*** Opening Information provided ***

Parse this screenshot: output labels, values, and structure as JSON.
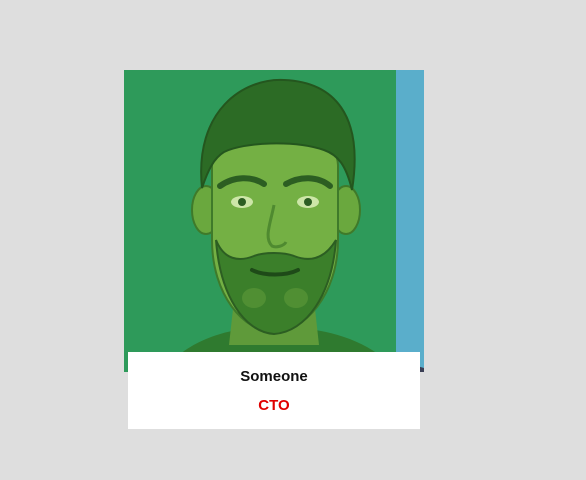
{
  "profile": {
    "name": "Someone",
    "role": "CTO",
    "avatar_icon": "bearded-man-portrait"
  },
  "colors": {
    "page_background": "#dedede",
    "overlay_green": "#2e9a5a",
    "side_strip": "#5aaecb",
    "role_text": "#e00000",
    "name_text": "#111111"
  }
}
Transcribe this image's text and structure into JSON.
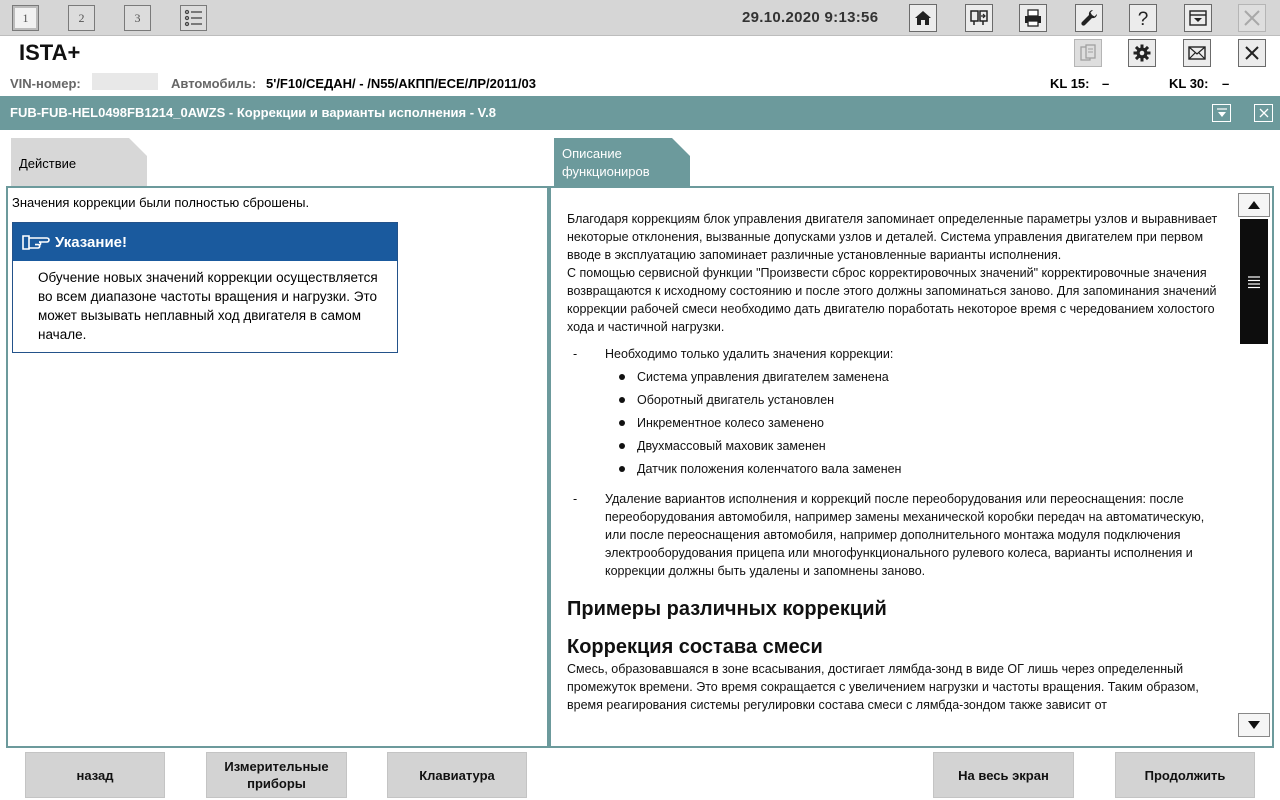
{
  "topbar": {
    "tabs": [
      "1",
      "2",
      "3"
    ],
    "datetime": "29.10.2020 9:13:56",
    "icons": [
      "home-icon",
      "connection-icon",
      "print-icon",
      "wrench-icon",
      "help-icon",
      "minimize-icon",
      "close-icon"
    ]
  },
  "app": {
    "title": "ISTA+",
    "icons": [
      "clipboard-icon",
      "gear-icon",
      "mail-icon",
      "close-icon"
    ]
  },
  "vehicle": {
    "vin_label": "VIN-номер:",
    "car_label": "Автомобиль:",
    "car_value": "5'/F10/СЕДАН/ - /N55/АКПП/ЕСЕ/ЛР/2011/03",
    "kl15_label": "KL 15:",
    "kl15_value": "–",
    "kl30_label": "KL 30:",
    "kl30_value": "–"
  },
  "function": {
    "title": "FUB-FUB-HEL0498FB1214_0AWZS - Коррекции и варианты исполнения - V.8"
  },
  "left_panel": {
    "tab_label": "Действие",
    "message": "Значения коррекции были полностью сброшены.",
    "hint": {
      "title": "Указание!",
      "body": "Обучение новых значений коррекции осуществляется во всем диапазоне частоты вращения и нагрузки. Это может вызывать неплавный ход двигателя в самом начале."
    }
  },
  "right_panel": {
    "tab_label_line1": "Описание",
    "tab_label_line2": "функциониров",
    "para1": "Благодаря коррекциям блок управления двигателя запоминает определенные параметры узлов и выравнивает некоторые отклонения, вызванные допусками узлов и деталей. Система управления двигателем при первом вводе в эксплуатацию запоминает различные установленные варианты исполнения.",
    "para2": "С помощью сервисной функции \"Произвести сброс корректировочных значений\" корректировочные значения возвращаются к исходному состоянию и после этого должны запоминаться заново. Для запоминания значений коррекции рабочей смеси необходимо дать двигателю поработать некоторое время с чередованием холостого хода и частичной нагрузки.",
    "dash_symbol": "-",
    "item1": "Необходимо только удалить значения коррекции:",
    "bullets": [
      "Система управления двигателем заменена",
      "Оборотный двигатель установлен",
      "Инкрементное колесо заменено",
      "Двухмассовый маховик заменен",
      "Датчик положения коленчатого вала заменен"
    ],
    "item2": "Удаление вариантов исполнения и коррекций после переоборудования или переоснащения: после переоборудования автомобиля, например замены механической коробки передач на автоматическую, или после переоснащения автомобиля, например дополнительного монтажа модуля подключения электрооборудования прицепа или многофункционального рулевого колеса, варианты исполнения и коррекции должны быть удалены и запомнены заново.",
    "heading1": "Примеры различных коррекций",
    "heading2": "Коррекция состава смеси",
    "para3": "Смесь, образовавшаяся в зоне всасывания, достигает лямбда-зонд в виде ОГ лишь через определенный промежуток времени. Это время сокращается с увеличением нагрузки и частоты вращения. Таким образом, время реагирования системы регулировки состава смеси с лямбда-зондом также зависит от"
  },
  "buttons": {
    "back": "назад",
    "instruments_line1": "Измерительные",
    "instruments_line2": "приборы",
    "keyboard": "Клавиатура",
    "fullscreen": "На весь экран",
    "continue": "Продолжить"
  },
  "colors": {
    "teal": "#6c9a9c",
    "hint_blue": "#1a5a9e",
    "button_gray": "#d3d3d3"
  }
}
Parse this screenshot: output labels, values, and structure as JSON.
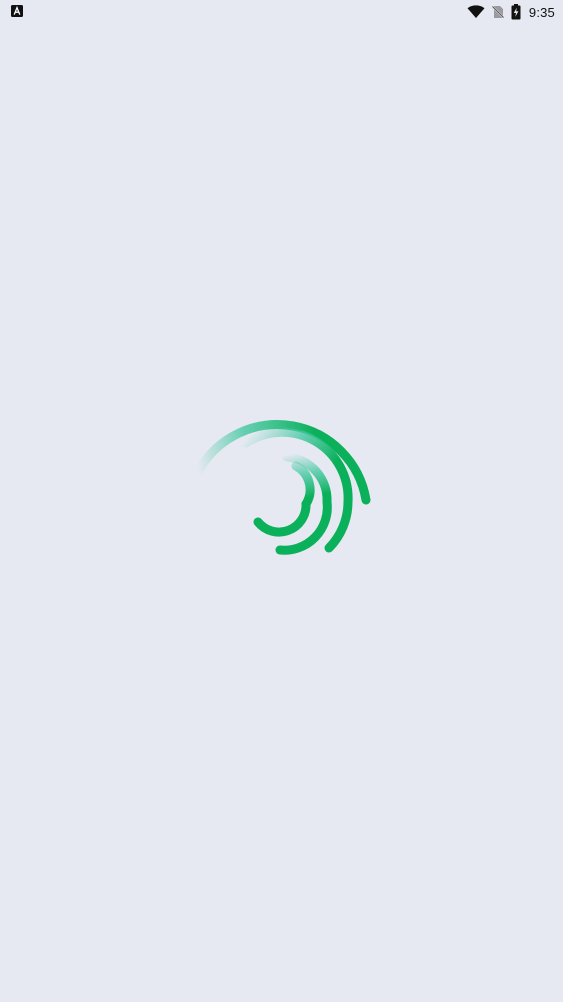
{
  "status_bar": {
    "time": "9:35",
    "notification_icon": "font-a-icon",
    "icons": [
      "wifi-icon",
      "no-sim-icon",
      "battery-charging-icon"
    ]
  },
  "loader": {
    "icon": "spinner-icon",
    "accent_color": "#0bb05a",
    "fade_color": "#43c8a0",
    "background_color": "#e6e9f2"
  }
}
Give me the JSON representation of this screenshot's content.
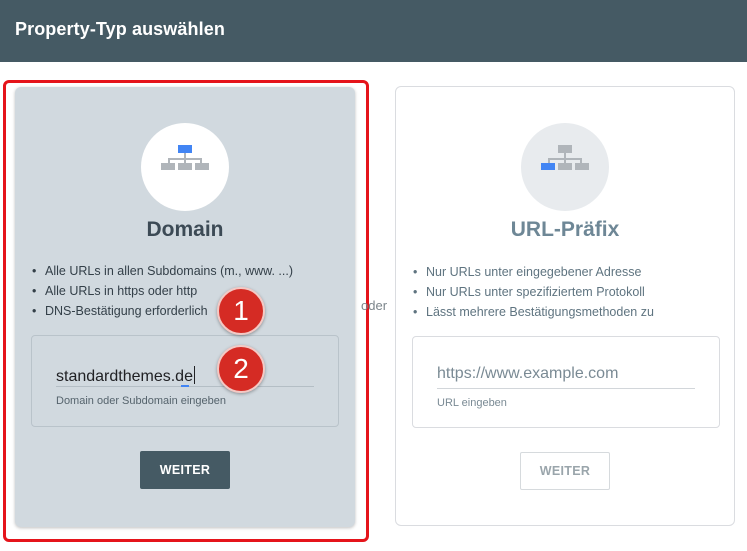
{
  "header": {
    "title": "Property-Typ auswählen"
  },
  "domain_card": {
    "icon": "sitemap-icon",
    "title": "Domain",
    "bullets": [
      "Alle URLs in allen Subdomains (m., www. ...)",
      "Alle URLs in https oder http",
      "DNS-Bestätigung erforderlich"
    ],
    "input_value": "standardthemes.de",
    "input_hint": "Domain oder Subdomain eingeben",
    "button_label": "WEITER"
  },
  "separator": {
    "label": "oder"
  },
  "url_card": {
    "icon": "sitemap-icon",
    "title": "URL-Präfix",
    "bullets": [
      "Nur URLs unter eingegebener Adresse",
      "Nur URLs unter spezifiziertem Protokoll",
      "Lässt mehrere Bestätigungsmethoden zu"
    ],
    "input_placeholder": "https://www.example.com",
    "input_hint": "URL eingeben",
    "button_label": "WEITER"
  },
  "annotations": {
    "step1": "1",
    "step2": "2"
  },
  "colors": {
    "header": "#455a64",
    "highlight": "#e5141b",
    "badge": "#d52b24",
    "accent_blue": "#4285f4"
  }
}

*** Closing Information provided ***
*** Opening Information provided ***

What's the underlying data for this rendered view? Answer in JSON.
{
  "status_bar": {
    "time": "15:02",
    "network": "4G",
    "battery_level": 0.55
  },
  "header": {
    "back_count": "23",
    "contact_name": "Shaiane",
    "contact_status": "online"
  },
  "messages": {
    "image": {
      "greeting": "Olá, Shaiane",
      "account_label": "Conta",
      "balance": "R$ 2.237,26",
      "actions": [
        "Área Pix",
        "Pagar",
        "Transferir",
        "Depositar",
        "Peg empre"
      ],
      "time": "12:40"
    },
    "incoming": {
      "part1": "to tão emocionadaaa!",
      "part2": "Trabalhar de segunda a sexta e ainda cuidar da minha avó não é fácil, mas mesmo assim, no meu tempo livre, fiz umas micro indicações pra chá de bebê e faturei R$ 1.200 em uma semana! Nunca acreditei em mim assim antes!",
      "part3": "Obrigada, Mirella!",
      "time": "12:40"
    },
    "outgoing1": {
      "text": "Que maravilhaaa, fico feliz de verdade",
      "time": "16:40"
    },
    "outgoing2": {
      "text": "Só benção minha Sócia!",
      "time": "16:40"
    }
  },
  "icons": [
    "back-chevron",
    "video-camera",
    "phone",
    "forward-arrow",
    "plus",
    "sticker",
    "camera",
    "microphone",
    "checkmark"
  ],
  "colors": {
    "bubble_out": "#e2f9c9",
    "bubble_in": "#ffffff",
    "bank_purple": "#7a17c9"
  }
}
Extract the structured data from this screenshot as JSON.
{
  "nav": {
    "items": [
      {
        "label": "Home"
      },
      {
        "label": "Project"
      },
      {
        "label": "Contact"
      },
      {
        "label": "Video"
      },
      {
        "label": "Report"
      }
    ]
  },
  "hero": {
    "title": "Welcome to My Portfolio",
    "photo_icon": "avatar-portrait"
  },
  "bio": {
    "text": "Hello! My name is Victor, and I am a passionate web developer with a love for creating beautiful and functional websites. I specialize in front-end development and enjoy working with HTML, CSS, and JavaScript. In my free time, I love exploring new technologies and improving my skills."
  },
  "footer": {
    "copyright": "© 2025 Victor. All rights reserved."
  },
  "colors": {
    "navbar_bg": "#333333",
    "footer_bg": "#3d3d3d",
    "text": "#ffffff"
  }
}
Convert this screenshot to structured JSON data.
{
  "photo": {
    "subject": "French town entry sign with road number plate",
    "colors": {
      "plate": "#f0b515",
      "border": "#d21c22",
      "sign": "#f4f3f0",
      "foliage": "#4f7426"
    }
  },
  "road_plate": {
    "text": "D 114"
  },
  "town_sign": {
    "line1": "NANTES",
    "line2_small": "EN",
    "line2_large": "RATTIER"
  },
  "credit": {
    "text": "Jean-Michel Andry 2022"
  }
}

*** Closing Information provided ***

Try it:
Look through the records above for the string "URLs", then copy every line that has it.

Answer below:
      "Alle URLs in allen Subdomains (m., www. ...)",
      "Alle URLs in https oder http",
      "Nur URLs unter eingegebener Adresse",
      "Nur URLs unter spezifiziertem Protokoll",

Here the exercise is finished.